Repeat the records in full, exactly.

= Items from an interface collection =
+-------+
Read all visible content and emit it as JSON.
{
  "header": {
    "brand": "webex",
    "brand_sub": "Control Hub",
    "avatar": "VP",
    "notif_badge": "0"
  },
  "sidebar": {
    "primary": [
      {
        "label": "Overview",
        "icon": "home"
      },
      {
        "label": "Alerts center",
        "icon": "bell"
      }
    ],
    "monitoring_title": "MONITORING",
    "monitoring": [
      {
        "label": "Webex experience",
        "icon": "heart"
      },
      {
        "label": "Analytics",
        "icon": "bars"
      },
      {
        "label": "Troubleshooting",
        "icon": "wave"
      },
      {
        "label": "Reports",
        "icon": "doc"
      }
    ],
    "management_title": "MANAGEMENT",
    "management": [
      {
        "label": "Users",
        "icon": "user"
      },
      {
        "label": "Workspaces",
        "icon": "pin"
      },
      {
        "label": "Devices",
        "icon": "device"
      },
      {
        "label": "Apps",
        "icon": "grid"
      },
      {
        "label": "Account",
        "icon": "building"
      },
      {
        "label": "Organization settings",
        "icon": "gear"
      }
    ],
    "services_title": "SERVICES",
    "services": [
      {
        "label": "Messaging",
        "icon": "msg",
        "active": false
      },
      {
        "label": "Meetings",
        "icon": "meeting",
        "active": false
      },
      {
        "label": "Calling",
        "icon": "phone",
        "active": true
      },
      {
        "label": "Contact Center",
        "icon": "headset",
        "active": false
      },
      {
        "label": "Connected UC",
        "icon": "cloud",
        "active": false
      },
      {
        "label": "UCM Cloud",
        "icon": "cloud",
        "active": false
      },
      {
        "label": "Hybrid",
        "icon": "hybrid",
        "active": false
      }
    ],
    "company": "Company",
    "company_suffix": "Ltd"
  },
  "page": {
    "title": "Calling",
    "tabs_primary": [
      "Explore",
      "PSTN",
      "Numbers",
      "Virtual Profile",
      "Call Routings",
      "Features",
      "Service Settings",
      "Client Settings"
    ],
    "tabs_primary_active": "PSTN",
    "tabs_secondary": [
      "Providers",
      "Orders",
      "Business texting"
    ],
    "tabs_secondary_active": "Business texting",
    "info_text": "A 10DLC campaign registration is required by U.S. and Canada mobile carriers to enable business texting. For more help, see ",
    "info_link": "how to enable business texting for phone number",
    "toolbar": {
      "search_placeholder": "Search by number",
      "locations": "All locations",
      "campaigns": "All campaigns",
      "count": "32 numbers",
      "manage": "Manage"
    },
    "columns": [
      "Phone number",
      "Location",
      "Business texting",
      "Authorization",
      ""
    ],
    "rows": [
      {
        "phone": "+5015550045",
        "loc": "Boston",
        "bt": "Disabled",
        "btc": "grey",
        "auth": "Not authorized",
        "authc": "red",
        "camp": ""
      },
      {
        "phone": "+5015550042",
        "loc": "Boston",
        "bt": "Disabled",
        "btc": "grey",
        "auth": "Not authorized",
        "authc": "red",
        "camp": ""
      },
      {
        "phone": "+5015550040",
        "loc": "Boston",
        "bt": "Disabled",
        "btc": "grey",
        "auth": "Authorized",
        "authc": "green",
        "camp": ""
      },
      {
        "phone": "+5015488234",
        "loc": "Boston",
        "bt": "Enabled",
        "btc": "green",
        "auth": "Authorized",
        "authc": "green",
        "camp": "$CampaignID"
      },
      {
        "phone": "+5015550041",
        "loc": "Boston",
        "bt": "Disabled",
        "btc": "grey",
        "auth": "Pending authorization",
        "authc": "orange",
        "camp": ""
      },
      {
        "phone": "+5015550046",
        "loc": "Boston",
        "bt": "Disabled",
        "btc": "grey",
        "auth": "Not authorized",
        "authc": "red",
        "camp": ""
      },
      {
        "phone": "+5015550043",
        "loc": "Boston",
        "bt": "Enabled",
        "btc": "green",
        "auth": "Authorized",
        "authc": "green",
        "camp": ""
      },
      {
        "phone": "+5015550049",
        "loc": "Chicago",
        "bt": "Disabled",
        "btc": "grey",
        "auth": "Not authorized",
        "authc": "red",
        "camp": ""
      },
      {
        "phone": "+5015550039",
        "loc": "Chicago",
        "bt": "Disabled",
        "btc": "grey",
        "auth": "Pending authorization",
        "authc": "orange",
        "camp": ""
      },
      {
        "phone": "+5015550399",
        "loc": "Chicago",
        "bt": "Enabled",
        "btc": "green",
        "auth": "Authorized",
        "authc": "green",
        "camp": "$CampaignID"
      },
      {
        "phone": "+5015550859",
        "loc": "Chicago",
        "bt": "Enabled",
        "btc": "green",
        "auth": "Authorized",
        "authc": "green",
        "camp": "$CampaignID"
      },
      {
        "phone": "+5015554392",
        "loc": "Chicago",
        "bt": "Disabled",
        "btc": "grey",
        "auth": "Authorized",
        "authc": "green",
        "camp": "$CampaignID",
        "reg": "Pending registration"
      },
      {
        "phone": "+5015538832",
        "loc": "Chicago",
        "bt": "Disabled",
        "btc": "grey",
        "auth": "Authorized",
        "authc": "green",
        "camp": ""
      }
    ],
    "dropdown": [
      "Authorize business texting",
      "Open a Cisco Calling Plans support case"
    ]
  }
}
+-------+
= RESULT OF THIS EXERCISE =
Read all visible content and emit it as JSON.
{
  "header": {
    "brand": "webex",
    "brand_sub": "Control Hub",
    "avatar": "VP",
    "notif_badge": "0"
  },
  "sidebar": {
    "primary": [
      {
        "label": "Overview",
        "icon": "home"
      },
      {
        "label": "Alerts center",
        "icon": "bell"
      }
    ],
    "monitoring_title": "MONITORING",
    "monitoring": [
      {
        "label": "Webex experience",
        "icon": "heart"
      },
      {
        "label": "Analytics",
        "icon": "bars"
      },
      {
        "label": "Troubleshooting",
        "icon": "wave"
      },
      {
        "label": "Reports",
        "icon": "doc"
      }
    ],
    "management_title": "MANAGEMENT",
    "management": [
      {
        "label": "Users",
        "icon": "user"
      },
      {
        "label": "Workspaces",
        "icon": "pin"
      },
      {
        "label": "Devices",
        "icon": "device"
      },
      {
        "label": "Apps",
        "icon": "grid"
      },
      {
        "label": "Account",
        "icon": "building"
      },
      {
        "label": "Organization settings",
        "icon": "gear"
      }
    ],
    "services_title": "SERVICES",
    "services": [
      {
        "label": "Messaging",
        "icon": "msg",
        "active": false
      },
      {
        "label": "Meetings",
        "icon": "meeting",
        "active": false
      },
      {
        "label": "Calling",
        "icon": "phone",
        "active": true
      },
      {
        "label": "Contact Center",
        "icon": "headset",
        "active": false
      },
      {
        "label": "Connected UC",
        "icon": "cloud",
        "active": false
      },
      {
        "label": "UCM Cloud",
        "icon": "cloud",
        "active": false
      },
      {
        "label": "Hybrid",
        "icon": "hybrid",
        "active": false
      }
    ],
    "company": "Company",
    "company_suffix": "Ltd"
  },
  "page": {
    "title": "Calling",
    "tabs_primary": [
      "Explore",
      "PSTN",
      "Numbers",
      "Virtual Profile",
      "Call Routings",
      "Features",
      "Service Settings",
      "Client Settings"
    ],
    "tabs_primary_active": "PSTN",
    "tabs_secondary": [
      "Providers",
      "Orders",
      "Business texting"
    ],
    "tabs_secondary_active": "Business texting",
    "info_text": "A 10DLC campaign registration is required by U.S. and Canada mobile carriers to enable business texting. For more help, see ",
    "info_link": "how to enable business texting for phone number",
    "toolbar": {
      "search_placeholder": "Search by number",
      "locations": "All locations",
      "campaigns": "All campaigns",
      "count": "32 numbers",
      "manage": "Manage"
    },
    "columns": [
      "Phone number",
      "Location",
      "Business texting",
      "Authorization",
      ""
    ],
    "rows": [
      {
        "phone": "+5015550045",
        "loc": "Boston",
        "bt": "Disabled",
        "btc": "grey",
        "auth": "Not authorized",
        "authc": "red",
        "camp": ""
      },
      {
        "phone": "+5015550042",
        "loc": "Boston",
        "bt": "Disabled",
        "btc": "grey",
        "auth": "Not authorized",
        "authc": "red",
        "camp": ""
      },
      {
        "phone": "+5015550040",
        "loc": "Boston",
        "bt": "Disabled",
        "btc": "grey",
        "auth": "Authorized",
        "authc": "green",
        "camp": ""
      },
      {
        "phone": "+5015488234",
        "loc": "Boston",
        "bt": "Enabled",
        "btc": "green",
        "auth": "Authorized",
        "authc": "green",
        "camp": "$CampaignID"
      },
      {
        "phone": "+5015550041",
        "loc": "Boston",
        "bt": "Disabled",
        "btc": "grey",
        "auth": "Pending authorization",
        "authc": "orange",
        "camp": ""
      },
      {
        "phone": "+5015550046",
        "loc": "Boston",
        "bt": "Disabled",
        "btc": "grey",
        "auth": "Not authorized",
        "authc": "red",
        "camp": ""
      },
      {
        "phone": "+5015550043",
        "loc": "Boston",
        "bt": "Enabled",
        "btc": "green",
        "auth": "Authorized",
        "authc": "green",
        "camp": ""
      },
      {
        "phone": "+5015550049",
        "loc": "Chicago",
        "bt": "Disabled",
        "btc": "grey",
        "auth": "Not authorized",
        "authc": "red",
        "camp": ""
      },
      {
        "phone": "+5015550039",
        "loc": "Chicago",
        "bt": "Disabled",
        "btc": "grey",
        "auth": "Pending authorization",
        "authc": "orange",
        "camp": ""
      },
      {
        "phone": "+5015550399",
        "loc": "Chicago",
        "bt": "Enabled",
        "btc": "green",
        "auth": "Authorized",
        "authc": "green",
        "camp": "$CampaignID"
      },
      {
        "phone": "+5015550859",
        "loc": "Chicago",
        "bt": "Enabled",
        "btc": "green",
        "auth": "Authorized",
        "authc": "green",
        "camp": "$CampaignID"
      },
      {
        "phone": "+5015554392",
        "loc": "Chicago",
        "bt": "Disabled",
        "btc": "grey",
        "auth": "Authorized",
        "authc": "green",
        "camp": "$CampaignID",
        "reg": "Pending registration"
      },
      {
        "phone": "+5015538832",
        "loc": "Chicago",
        "bt": "Disabled",
        "btc": "grey",
        "auth": "Authorized",
        "authc": "green",
        "camp": ""
      }
    ],
    "dropdown": [
      "Authorize business texting",
      "Open a Cisco Calling Plans support case"
    ]
  }
}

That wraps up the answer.